**Directions:** Which of the lines in the data mention the string "VRCT"? List them all.

^^^^

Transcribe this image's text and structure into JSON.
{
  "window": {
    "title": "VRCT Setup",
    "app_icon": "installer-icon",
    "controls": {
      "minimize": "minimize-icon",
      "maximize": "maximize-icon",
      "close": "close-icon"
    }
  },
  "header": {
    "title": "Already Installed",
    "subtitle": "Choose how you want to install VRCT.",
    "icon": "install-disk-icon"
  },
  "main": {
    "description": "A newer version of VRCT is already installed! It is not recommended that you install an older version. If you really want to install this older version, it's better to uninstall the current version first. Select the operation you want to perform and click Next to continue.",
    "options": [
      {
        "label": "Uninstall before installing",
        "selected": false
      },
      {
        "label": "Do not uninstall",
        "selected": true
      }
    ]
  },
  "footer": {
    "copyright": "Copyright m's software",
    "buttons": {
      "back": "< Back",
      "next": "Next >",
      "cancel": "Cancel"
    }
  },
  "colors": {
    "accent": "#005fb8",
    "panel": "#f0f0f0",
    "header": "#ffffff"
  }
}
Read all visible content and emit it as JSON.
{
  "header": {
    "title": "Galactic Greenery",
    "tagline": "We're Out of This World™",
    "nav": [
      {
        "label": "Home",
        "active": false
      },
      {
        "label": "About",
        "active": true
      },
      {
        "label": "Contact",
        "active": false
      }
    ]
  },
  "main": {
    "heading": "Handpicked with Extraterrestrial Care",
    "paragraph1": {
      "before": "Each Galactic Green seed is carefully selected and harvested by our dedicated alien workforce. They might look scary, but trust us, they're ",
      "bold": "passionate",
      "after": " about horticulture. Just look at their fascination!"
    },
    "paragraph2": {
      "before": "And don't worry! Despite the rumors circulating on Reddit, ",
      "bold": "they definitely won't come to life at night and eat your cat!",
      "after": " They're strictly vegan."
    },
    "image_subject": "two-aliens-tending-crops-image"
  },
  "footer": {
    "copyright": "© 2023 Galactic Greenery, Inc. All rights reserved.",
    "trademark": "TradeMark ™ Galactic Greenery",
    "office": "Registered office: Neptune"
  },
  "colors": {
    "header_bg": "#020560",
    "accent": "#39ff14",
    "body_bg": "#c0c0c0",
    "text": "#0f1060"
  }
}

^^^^

**Result below:**
    "title": "VRCT Setup",
    "subtitle": "Choose how you want to install VRCT.",
    "description": "A newer version of VRCT is already installed! It is not recommended that you install an older version. If you really want to install this older version, it's better to uninstall the current version first. Select the operation you want to perform and click Next to continue.",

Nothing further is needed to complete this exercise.